The Bureau of State Audits released The Department of Water Resources: The Unexpected Complexity of the California WaterFix Project Has Resulted in Significant Cost Increases and Delays. “[T]his audit report [concerns] the Department of Water Resources’ (DWR) management of the planning efforts for the California WaterFix Project (WaterFix). [T]he planning phase experienced significant cost increases and scheduled delays. [W]e also found that DWR did not follow state law when it replaced the program manager for the conservation and conveyance program. Additionally, DWR has not completed either an economic or financial analysis to demonstrate the financial viability of WaterFix. Finally, it has not fully implemented a governance structure for the design and construction phase, and has not maintained important program management documents for WaterFix.”
The Kern County Water Agency released California WaterFix Overview (Draft) “This overview is intended to assist landowners, Agency Member units and the Board of Directors with making decisions regarding California WaterFix. [Kern County Water] Agency staff has compiled this overview from the best available information developed over 11 years of study and analysis.
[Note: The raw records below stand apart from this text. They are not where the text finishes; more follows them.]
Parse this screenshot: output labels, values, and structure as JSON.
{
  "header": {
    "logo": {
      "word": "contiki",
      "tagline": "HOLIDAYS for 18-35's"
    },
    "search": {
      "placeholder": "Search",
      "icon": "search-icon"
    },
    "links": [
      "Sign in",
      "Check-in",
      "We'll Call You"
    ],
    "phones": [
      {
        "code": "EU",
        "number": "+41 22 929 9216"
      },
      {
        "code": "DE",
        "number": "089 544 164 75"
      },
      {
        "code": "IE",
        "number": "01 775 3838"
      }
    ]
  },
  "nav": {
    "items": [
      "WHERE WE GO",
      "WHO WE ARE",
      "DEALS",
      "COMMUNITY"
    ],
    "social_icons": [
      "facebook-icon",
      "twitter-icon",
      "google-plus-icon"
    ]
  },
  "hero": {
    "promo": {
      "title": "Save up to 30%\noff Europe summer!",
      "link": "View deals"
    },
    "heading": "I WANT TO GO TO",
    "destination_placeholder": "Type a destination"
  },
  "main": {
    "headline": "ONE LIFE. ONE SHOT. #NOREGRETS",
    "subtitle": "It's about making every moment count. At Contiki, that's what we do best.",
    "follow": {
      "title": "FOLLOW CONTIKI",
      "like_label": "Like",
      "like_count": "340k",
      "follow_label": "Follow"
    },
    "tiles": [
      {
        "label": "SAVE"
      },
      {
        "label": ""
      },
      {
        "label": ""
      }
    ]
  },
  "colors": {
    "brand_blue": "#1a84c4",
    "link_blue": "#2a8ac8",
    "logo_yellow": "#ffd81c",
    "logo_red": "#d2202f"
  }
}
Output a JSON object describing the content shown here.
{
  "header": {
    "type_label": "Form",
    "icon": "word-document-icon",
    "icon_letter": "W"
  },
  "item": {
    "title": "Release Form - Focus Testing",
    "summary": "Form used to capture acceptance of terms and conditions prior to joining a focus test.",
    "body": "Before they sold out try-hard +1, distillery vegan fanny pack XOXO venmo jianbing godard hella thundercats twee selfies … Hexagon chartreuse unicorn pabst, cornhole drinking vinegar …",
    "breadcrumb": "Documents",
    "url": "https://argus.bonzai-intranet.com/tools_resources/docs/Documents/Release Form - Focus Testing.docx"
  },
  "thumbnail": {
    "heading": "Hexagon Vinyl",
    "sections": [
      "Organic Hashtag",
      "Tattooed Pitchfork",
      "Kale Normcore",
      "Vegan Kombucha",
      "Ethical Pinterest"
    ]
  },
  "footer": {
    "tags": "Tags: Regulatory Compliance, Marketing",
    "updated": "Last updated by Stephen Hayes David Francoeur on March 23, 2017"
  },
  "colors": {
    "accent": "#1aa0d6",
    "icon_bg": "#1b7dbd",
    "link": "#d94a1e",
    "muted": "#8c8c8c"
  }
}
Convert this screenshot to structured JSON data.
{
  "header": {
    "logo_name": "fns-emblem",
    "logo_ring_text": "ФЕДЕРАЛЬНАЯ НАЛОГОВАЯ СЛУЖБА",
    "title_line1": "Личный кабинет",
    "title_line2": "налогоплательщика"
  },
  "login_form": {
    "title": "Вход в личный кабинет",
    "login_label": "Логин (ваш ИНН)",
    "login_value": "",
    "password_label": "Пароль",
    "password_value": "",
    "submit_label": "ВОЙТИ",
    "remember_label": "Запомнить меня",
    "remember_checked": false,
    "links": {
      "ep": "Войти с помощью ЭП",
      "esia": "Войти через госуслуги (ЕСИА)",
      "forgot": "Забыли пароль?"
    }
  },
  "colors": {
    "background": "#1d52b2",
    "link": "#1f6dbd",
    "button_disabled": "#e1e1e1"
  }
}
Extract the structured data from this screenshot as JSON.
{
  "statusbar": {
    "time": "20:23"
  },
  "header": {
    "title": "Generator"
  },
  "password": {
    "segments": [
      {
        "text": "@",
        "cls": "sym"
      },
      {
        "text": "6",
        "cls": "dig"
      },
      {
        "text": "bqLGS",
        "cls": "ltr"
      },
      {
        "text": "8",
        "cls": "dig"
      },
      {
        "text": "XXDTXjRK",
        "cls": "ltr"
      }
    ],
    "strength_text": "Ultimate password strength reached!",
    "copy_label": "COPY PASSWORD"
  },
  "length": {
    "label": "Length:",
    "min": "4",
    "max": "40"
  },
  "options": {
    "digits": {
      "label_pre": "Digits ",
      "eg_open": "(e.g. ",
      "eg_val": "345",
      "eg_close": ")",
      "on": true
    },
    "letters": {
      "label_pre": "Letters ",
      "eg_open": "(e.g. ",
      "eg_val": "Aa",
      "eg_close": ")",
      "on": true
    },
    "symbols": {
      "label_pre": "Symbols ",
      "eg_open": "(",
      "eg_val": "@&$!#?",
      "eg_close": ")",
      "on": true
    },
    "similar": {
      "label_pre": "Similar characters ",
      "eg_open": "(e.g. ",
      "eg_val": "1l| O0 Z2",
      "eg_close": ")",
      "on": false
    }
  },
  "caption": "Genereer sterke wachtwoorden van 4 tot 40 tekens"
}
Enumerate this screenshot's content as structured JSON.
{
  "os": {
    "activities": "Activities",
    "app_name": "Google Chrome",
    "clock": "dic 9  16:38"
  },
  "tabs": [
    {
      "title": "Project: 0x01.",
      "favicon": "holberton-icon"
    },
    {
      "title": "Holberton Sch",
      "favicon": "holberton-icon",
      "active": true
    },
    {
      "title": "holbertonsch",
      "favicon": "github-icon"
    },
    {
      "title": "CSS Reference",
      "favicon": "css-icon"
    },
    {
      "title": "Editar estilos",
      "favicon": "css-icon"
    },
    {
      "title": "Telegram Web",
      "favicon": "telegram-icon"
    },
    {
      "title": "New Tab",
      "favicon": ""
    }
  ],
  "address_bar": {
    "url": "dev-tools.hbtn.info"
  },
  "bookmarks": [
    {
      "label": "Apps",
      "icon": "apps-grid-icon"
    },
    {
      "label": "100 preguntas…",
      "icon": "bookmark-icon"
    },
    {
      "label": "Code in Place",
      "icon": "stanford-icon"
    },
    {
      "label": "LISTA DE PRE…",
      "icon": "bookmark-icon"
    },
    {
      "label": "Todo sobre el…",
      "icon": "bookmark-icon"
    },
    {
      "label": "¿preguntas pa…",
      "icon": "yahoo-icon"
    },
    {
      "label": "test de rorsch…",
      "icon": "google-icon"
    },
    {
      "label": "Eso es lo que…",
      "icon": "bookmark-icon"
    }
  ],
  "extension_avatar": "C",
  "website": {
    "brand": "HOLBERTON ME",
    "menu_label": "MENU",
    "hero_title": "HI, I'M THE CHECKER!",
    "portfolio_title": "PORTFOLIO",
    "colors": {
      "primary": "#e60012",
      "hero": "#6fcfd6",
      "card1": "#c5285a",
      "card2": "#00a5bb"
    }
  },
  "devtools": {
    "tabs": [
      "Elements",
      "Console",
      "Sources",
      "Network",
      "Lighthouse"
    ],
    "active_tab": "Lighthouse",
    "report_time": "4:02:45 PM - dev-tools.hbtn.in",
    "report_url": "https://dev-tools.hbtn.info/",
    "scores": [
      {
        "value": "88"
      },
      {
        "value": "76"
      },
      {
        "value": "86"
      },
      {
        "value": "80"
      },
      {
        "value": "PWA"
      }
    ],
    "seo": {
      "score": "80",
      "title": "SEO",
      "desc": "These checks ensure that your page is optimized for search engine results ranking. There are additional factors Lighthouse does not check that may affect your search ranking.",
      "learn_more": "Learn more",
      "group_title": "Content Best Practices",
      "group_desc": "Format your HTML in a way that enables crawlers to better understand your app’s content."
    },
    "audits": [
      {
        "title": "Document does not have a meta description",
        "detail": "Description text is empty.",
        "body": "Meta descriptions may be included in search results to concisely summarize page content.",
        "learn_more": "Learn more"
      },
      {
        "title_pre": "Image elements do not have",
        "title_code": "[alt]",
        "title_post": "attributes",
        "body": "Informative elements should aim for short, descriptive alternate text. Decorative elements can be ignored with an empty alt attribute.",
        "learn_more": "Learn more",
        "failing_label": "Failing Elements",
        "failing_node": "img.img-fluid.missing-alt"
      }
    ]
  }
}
This overview attempts to provide an easy, yet complete reference for California WaterFix that may be used to help decision-makers determine whether to participate in the project.”
The CA State Auditor’s office has released its report, “The Bradley-Burns Tax and Local Transportation Funds: Changing the Allocation Structure for the Bradley-Burns Tax Would Result in a More Equitable Distribution of Local Transportation Funding,” explains: “[Bradley-Burns] charges 1.25 percent on the retail sale or use of tangible personal property in the State, of which 1 percent is allocated to counties or incorporated cities to use at their discretion and the other 0.25 percent is allocated to county local transportation funds [LTF]… Revenue from the tax is generally allocated to the city or county that served as the place of sale for a transaction. However, retailers that make Internet sales or ship goods to customers across jurisdictional borders may identify the place of sale as one of their warehouses, which concentrates the tax’s revenue into those warehouses’ jurisdictions. Consequently, counties with relatively large numbers of warehouses generally receive disproportionately larger amounts of the tax’s revenue and therefore LTF funding;” recommends: “The State could make the distribution of the tax more equitable by amending the Bradley-Burns tax law so that revenues derived from Internet sales are allocated based on the destination of sold goods rather than their place of sale.”
The Legislative Analyst’s Office has released its report, “A Review of Caltrans’ Vehicle Insurance Costs,” finds Caltrans’ vehicle insurance premiums have “more than tripled in recent years, increasing from $4.2 million in 2014-15 to $14.6 million in 2017-18,” concludes “increases are almost entirely due to a few recent multi-million dollar claims that have cost far more than any other claim over the last decade;” recommends Legislature consider establishing “statutory limit on the amount of damages for which the state can be held liable for collisions.”